* Your objective *
In the entries that follow, find the word "tracking" and report each line it is on.

### Material to process

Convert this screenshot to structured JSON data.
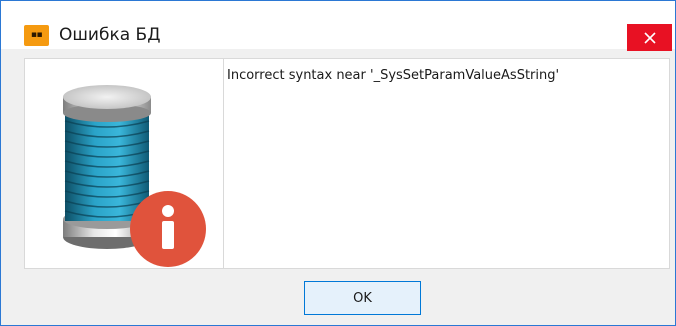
{
  "window": {
    "title": "Ошибка БД",
    "app_icon_text": "▪▪"
  },
  "message": {
    "text": "Incorrect syntax near '_SysSetParamValueAsString'"
  },
  "buttons": {
    "ok_label": "OK"
  },
  "icons": {
    "app": "app-logo-icon",
    "close": "close-icon",
    "database_info": "database-info-icon"
  },
  "colors": {
    "close_red": "#e81123",
    "info_red": "#e0533c",
    "db_teal": "#1f8fb3",
    "accent_blue": "#0078d7",
    "app_orange": "#f59a10"
  }
}
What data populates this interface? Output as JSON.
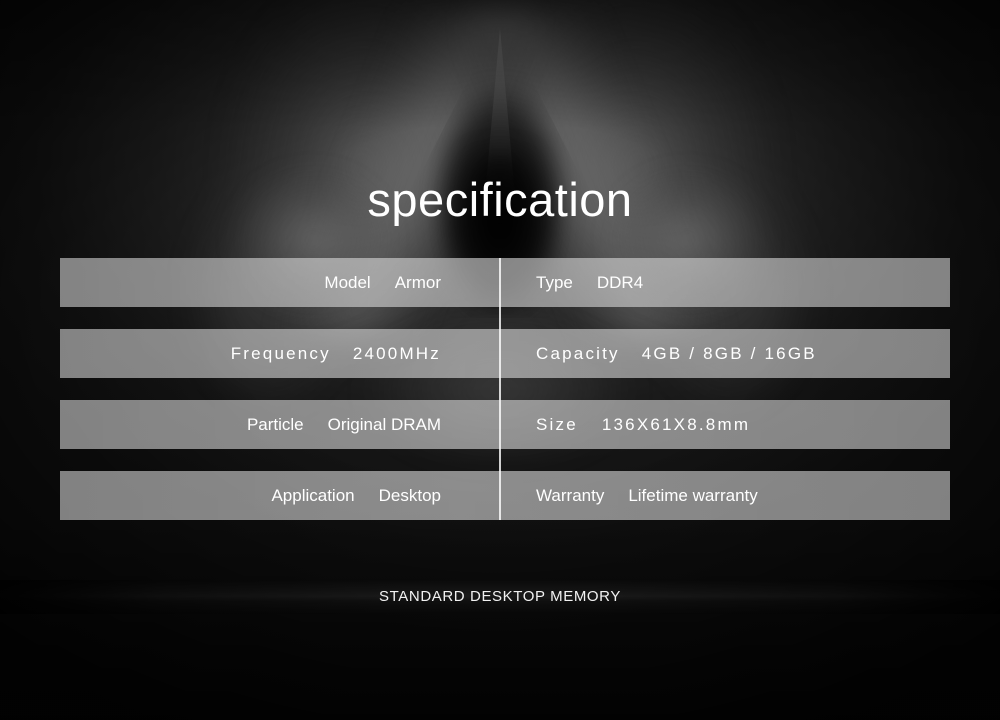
{
  "page": {
    "title": "specification",
    "footer_caption": "STANDARD DESKTOP MEMORY",
    "background_art": "armored-hooded-figure-silhouette",
    "colors": {
      "background": "#141414",
      "row_overlay": "#aaaaaa",
      "text": "#ffffff",
      "divider": "#ffffff"
    }
  },
  "spec_table": {
    "column_divider": true,
    "rows": [
      {
        "left": {
          "label": "Model",
          "value": "Armor"
        },
        "right": {
          "label": "Type",
          "value": "DDR4"
        },
        "tracking": "normal"
      },
      {
        "left": {
          "label": "Frequency",
          "value": "2400MHz"
        },
        "right": {
          "label": "Capacity",
          "value": "4GB / 8GB / 16GB"
        },
        "tracking": "wide"
      },
      {
        "left": {
          "label": "Particle",
          "value": "Original DRAM"
        },
        "right": {
          "label": "Size",
          "value": "136X61X8.8mm"
        },
        "tracking": "mixed"
      },
      {
        "left": {
          "label": "Application",
          "value": "Desktop"
        },
        "right": {
          "label": "Warranty",
          "value": "Lifetime warranty"
        },
        "tracking": "normal"
      }
    ]
  }
}
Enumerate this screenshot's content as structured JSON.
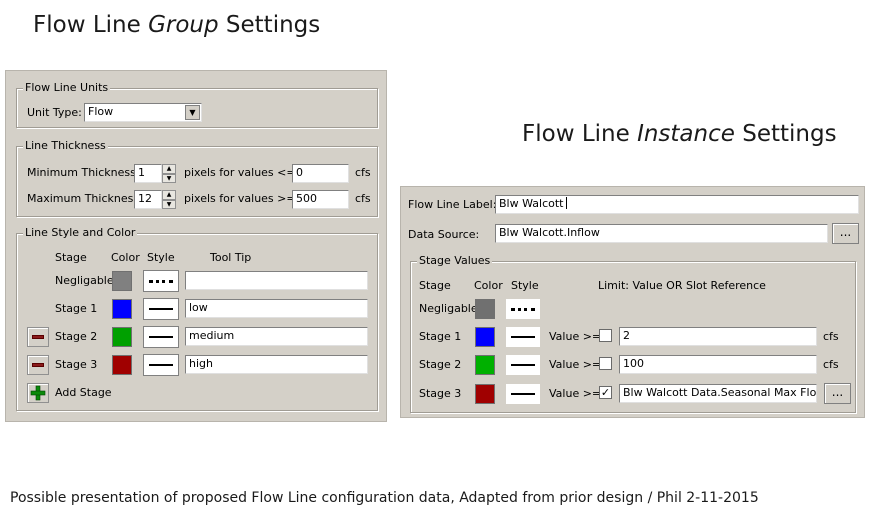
{
  "headings": {
    "group_pre": "Flow Line ",
    "group_em": "Group",
    "group_post": " Settings",
    "instance_pre": "Flow Line ",
    "instance_em": "Instance",
    "instance_post": " Settings"
  },
  "group_panel": {
    "units": {
      "legend": "Flow Line Units",
      "unit_type_label": "Unit Type:",
      "unit_type_value": "Flow"
    },
    "thickness": {
      "legend": "Line Thickness",
      "min_label": "Minimum Thickness:",
      "min_value": "1",
      "min_suffix": "pixels for values <=",
      "min_threshold": "0",
      "min_unit": "cfs",
      "max_label": "Maximum Thickness:",
      "max_value": "12",
      "max_suffix": "pixels for values >=",
      "max_threshold": "500",
      "max_unit": "cfs"
    },
    "style": {
      "legend": "Line Style and Color",
      "col_stage": "Stage",
      "col_color": "Color",
      "col_style": "Style",
      "col_tooltip": "Tool Tip",
      "rows": [
        {
          "stage": "Negligable",
          "color": "#808080",
          "line": "dotted",
          "tooltip": ""
        },
        {
          "stage": "Stage 1",
          "color": "#0000ff",
          "line": "solid",
          "tooltip": "low"
        },
        {
          "stage": "Stage 2",
          "color": "#00a000",
          "line": "solid",
          "tooltip": "medium"
        },
        {
          "stage": "Stage 3",
          "color": "#a00000",
          "line": "solid",
          "tooltip": "high"
        }
      ],
      "add_stage": "Add Stage"
    }
  },
  "instance_panel": {
    "label_label": "Flow Line Label:",
    "label_value": "Blw Walcott",
    "source_label": "Data Source:",
    "source_value": "Blw Walcott.Inflow",
    "browse": "...",
    "stage_values": {
      "legend": "Stage Values",
      "col_stage": "Stage",
      "col_color": "Color",
      "col_style": "Style",
      "col_limit": "Limit: Value OR Slot Reference",
      "value_prefix": "Value >=",
      "rows": [
        {
          "stage": "Negligable",
          "color": "#707070",
          "line": "dotted"
        },
        {
          "stage": "Stage 1",
          "color": "#0000ff",
          "line": "solid",
          "checked": false,
          "value": "2",
          "unit": "cfs"
        },
        {
          "stage": "Stage 2",
          "color": "#00b000",
          "line": "solid",
          "checked": false,
          "value": "100",
          "unit": "cfs"
        },
        {
          "stage": "Stage 3",
          "color": "#a00000",
          "line": "solid",
          "checked": true,
          "value": "Blw Walcott Data.Seasonal Max Flow",
          "browse": "..."
        }
      ]
    }
  },
  "footer": "Possible presentation of proposed Flow Line configuration data, Adapted from prior design / Phil 2-11-2015"
}
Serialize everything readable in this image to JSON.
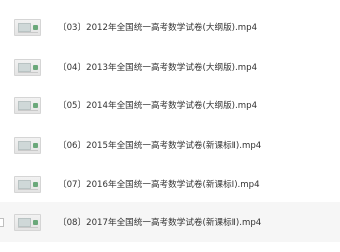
{
  "files": [
    {
      "name": "〔03〕2012年全国统一高考数学试卷(大纲版).mp4",
      "icon": "video-file-icon",
      "selected": false
    },
    {
      "name": "〔04〕2013年全国统一高考数学试卷(大纲版).mp4",
      "icon": "video-file-icon",
      "selected": false
    },
    {
      "name": "〔05〕2014年全国统一高考数学试卷(大纲版).mp4",
      "icon": "video-file-icon",
      "selected": false
    },
    {
      "name": "〔06〕2015年全国统一高考数学试卷(新课标Ⅱ).mp4",
      "icon": "video-file-icon",
      "selected": false
    },
    {
      "name": "〔07〕2016年全国统一高考数学试卷(新课标Ⅰ).mp4",
      "icon": "video-file-icon",
      "selected": false
    },
    {
      "name": "〔08〕2017年全国统一高考数学试卷(新课标Ⅱ).mp4",
      "icon": "video-file-icon",
      "selected": true
    }
  ],
  "colors": {
    "row_hover": "#f6f6f6",
    "text": "#333333"
  }
}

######

* Answer space *
        "tracking": "normal"
        "tracking": "wide"
        "tracking": "mixed"
        "tracking": "normal"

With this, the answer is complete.